#### [Directions]
Find every line below where the string "content" shows up, and copy those lines.

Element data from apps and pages
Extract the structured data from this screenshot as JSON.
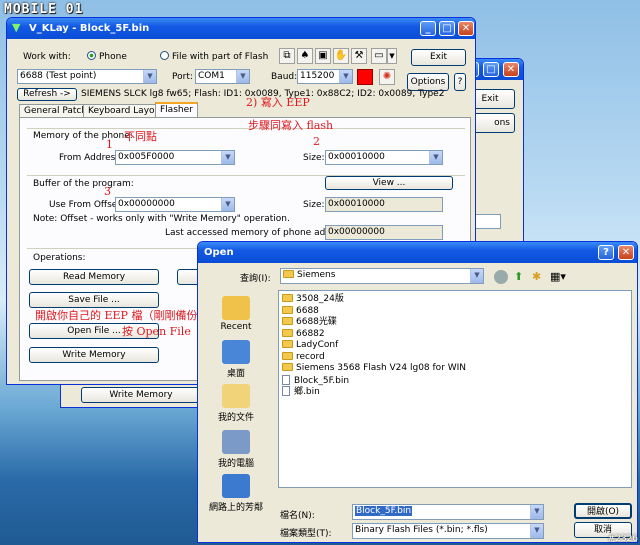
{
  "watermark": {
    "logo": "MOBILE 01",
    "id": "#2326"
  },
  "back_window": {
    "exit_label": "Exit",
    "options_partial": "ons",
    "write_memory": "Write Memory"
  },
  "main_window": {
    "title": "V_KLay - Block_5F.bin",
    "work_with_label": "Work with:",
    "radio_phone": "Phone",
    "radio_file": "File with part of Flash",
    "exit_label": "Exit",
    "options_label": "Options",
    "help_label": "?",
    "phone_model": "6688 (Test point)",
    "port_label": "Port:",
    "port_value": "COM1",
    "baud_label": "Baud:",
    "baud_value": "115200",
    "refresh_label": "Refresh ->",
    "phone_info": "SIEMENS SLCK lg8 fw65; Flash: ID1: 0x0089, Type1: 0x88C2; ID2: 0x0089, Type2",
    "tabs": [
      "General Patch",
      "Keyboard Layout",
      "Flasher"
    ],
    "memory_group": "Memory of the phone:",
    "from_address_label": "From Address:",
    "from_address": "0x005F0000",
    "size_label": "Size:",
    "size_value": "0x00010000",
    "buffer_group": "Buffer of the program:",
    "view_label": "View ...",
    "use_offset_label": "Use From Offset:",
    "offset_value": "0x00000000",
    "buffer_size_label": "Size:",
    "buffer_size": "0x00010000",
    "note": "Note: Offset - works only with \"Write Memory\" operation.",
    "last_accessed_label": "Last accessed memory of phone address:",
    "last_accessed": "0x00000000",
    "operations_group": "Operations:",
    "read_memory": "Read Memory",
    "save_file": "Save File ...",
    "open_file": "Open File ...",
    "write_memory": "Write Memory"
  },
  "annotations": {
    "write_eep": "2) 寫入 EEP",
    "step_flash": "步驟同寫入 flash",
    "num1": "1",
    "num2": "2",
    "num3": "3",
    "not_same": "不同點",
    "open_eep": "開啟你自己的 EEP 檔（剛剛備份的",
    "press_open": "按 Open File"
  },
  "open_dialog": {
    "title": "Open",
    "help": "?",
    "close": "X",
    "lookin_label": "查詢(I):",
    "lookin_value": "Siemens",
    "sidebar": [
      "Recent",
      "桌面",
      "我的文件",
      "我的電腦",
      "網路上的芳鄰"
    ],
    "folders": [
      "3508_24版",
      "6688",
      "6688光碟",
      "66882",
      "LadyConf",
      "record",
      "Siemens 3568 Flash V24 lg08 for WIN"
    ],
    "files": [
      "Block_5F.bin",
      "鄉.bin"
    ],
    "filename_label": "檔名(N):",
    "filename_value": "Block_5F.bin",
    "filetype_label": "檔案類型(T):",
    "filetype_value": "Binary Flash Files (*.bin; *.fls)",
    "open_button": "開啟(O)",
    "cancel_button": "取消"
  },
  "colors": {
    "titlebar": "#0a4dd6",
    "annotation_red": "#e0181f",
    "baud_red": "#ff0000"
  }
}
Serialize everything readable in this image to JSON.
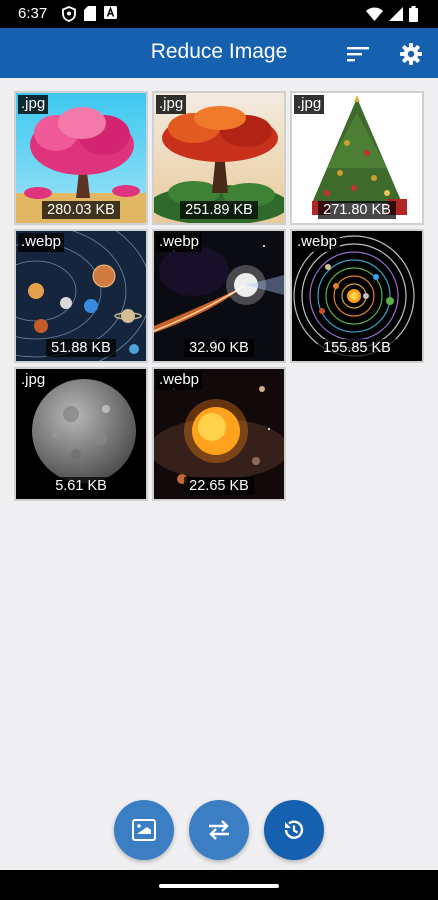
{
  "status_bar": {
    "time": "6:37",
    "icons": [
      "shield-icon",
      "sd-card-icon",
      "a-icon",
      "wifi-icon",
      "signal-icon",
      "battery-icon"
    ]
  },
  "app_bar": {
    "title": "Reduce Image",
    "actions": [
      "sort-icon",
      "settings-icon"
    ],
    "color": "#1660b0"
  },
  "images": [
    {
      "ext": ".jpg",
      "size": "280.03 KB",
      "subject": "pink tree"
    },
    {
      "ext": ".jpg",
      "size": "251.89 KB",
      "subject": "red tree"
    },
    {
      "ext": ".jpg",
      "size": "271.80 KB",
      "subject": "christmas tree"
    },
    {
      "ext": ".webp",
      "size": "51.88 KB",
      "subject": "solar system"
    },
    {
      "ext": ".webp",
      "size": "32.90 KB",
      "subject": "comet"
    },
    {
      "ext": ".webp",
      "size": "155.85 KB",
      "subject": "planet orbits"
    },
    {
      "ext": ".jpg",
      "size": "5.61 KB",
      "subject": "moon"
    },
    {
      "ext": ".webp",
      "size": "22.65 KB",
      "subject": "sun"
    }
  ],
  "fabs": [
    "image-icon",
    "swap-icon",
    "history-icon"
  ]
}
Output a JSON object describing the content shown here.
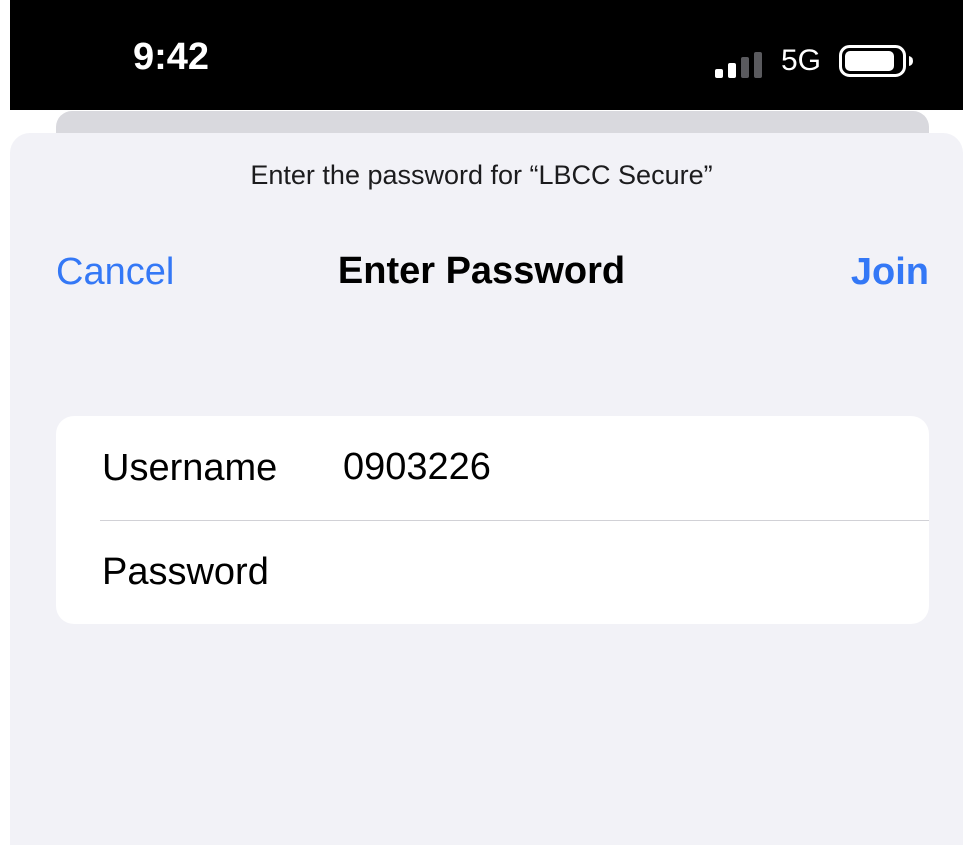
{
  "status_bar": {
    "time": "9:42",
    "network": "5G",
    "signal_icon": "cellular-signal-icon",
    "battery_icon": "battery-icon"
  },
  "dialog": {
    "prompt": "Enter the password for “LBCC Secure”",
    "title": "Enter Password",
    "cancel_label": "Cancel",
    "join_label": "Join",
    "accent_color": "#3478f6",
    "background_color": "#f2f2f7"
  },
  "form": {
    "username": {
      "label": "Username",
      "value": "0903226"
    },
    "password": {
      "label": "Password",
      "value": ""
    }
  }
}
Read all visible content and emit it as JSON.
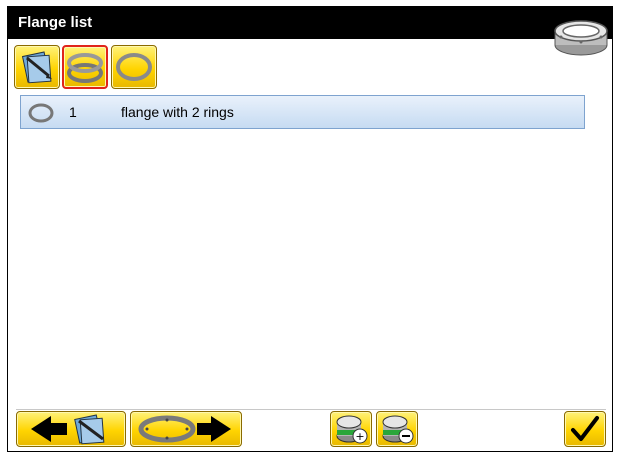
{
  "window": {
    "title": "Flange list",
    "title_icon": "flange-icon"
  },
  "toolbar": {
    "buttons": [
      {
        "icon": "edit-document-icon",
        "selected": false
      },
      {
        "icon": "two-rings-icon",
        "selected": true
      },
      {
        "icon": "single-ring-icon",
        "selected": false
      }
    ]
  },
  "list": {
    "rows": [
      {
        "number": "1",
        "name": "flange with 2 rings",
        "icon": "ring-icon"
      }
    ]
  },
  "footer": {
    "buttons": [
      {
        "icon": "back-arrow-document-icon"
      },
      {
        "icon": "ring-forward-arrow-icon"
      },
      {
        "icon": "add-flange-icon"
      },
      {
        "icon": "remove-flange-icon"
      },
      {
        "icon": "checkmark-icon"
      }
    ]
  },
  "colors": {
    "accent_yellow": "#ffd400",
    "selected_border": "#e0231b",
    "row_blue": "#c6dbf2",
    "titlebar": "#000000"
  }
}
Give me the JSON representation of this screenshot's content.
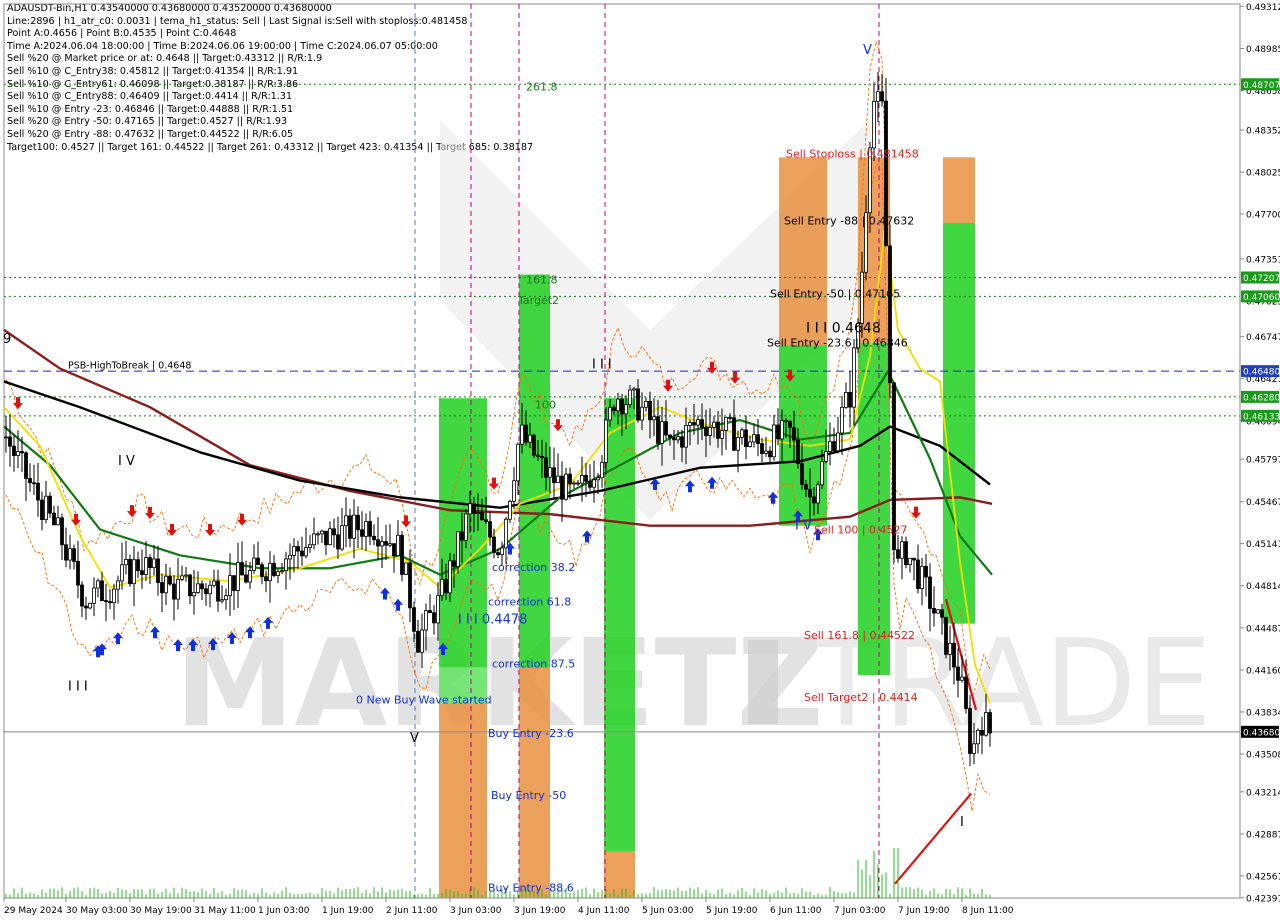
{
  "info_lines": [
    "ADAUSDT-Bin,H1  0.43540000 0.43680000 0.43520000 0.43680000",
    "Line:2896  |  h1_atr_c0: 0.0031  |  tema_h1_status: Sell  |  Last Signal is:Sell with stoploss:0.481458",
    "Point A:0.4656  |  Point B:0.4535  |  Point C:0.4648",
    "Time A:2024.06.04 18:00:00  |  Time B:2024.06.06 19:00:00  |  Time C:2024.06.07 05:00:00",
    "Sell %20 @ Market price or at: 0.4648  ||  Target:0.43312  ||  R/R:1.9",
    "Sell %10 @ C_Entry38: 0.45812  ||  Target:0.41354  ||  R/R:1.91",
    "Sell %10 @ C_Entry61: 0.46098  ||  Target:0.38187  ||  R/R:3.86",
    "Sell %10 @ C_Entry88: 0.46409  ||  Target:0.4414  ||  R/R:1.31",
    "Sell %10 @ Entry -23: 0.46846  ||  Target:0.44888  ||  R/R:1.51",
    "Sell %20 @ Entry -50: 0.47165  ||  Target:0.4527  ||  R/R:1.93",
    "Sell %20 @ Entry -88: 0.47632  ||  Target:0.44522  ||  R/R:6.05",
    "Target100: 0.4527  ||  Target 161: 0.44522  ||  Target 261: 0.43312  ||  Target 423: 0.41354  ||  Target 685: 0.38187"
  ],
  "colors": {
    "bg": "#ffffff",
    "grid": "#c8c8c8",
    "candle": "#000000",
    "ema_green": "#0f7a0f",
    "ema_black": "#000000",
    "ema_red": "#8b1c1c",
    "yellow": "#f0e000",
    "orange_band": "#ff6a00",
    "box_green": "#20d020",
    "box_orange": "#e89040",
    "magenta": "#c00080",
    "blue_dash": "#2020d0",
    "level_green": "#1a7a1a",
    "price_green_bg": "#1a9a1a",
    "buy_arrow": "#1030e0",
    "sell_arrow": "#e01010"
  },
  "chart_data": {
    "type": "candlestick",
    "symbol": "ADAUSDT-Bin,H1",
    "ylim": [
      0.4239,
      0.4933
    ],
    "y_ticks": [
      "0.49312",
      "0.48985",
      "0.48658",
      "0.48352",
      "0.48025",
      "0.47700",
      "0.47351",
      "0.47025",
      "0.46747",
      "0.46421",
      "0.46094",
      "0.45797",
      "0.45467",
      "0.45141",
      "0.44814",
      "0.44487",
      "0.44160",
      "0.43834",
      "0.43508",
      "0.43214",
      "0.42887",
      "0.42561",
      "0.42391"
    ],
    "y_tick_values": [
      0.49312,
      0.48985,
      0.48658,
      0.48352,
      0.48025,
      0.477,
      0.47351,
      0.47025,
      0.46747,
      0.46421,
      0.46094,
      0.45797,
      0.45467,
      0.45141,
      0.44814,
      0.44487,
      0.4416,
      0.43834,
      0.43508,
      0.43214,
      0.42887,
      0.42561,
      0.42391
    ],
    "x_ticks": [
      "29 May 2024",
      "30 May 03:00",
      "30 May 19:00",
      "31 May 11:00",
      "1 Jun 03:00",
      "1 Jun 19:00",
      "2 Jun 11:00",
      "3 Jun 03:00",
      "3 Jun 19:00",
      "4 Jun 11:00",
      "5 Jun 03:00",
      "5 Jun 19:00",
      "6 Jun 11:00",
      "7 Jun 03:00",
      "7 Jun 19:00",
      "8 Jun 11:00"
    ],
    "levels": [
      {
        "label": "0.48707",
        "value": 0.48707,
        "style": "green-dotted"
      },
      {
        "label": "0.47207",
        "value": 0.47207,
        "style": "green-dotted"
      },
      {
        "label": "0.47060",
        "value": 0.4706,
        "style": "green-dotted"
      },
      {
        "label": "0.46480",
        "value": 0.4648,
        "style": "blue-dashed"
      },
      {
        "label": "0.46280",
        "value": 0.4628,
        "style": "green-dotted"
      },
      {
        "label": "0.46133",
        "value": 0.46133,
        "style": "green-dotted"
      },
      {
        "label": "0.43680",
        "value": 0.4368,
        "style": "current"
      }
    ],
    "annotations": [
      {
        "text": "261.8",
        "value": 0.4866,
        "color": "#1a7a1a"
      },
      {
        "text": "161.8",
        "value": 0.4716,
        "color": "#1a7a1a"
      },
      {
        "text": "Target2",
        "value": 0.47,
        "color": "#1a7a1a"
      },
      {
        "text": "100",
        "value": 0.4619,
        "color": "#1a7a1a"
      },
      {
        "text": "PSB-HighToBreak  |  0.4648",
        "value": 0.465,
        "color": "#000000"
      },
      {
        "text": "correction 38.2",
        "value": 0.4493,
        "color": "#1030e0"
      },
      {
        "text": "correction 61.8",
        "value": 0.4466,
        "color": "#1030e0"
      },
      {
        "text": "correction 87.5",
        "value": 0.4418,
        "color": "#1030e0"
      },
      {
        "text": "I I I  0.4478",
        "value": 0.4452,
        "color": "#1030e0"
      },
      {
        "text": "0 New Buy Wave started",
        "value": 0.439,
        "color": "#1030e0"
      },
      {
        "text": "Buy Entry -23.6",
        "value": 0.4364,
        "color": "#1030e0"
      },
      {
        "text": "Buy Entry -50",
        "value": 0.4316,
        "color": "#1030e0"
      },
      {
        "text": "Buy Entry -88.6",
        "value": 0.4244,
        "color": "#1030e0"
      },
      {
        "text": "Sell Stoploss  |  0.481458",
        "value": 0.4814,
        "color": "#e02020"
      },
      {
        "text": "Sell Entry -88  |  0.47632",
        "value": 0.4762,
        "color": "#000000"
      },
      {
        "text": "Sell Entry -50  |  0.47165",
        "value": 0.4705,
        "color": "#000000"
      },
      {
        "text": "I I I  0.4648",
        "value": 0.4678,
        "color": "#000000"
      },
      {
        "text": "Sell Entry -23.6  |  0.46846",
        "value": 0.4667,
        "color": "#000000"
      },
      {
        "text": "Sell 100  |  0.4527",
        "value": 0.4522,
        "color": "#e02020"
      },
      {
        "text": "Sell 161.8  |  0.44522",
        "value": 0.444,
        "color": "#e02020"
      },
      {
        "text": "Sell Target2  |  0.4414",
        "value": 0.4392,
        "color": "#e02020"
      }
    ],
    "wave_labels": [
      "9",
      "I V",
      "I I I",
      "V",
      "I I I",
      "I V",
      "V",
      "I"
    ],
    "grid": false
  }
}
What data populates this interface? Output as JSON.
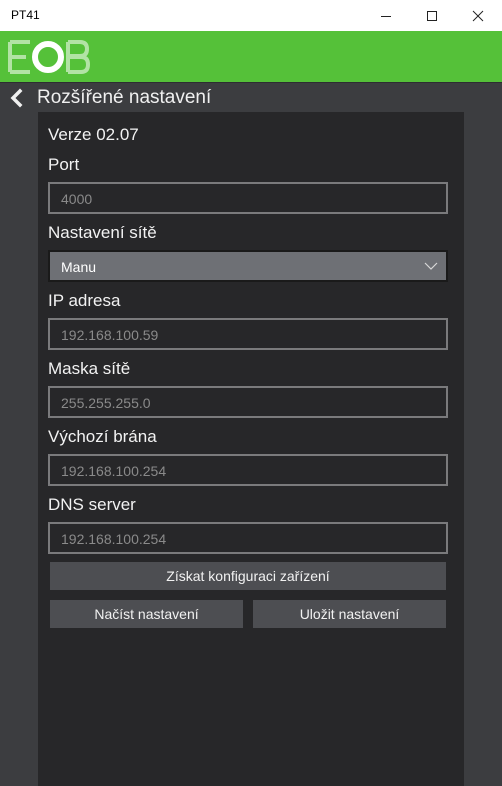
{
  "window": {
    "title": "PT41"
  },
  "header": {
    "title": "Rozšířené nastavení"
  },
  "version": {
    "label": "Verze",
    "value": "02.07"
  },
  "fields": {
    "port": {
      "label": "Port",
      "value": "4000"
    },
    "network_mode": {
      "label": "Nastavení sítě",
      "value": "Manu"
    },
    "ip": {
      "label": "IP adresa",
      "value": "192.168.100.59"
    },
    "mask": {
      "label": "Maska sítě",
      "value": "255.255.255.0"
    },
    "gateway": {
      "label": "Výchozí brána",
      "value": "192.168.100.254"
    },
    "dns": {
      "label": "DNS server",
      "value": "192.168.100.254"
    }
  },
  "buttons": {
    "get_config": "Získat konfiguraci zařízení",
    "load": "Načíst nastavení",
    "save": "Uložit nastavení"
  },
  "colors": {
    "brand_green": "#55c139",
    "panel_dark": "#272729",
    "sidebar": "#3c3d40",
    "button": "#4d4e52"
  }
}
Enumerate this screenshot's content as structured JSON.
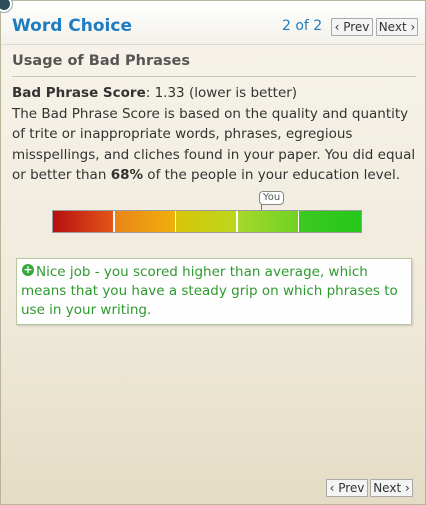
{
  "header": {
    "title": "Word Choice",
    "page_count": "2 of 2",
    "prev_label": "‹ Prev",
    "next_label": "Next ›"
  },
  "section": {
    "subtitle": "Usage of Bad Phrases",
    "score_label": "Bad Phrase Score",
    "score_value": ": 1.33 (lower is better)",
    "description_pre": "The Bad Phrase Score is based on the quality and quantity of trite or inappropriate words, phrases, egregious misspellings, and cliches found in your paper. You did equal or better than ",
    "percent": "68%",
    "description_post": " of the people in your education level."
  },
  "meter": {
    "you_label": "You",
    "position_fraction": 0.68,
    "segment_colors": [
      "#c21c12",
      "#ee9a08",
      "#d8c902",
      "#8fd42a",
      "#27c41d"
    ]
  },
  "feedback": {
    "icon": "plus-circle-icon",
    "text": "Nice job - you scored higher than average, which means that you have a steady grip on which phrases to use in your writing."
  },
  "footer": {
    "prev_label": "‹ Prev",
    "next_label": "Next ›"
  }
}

#### [Task solution]
Output a JSON object describing the content shown here.
Read all visible content and emit it as JSON.
Give me the JSON representation of this screenshot's content.
Enumerate this screenshot's content as structured JSON.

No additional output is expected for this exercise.